The Compass is offered in Sport, Latitude, Trailhawk, and Limited trims, with increasing creature comforts at every stop. Automatic emergency braking is only available on the latter three trims, where it’s a spend-up extra.
Starting from an average of 5, the Compass gets points for its standard infotainment screen and good customization options. We land at a 7. (Read more about how we rate cars.)
The base Sport models are equipped with 16-inch wheels, keyless ignition, cloth upholstery, air conditioning, Bluetooth connectivity, two USB chargers (one in the front, one in the rear), and a 7.0-inch touchscreen for infotainment with Apple CarPlay and Android Auto compatibility for about $23,000 to start with front-wheel drive. All-wheel drive costs about $1,500.

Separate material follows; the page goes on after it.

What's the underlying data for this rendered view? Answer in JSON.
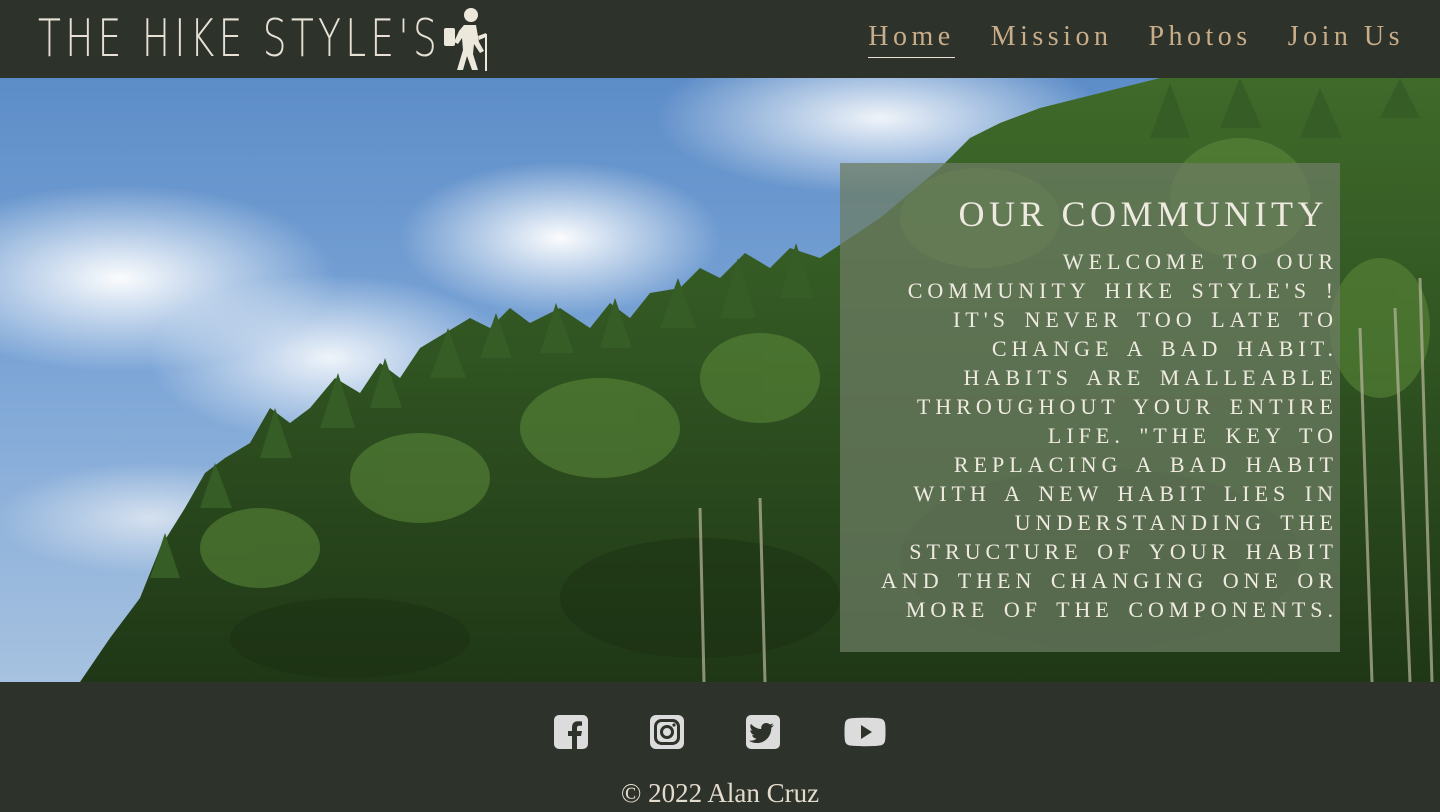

Sport versions can be dressed up with appearance packages; better interior tech, including a 7.0-inch digital instrument cluster; heated front seats and a heated steering wheel; or alloy wheels; but, base versions skip active safety features.
So we start instead with Latitude trims that offer active safety features and add as standard automatic headlights, 17-inch wheels, a leather-wrapped steering wheel, upgraded cloth upholstery, and more available options for about $26,000. A bevy of spend-up extras is available on Latitude trims including heated seats, active safety, power-adjustable driver’s seat, an 8.4-inch touchscreen for infotainment, and a tow-prep package.
Trailhawk models are only available with four-wheel drive and add some off-roading features that may appeal to buyers looking to take the Compass to a nearby trail.
The 2019 Compass Limited starts at more than $30,000 and adds 18-inch wheels, a 7.0-inch digital instrument cluster, leather upholstery, an 8.4-inch touchscreen, remote start, and heated front seats.
In our experience, Jeep’s infotainment system is straightforward and simple. We like the common-sense menu layout and its baked-in smartphone compatibility.
Review continues below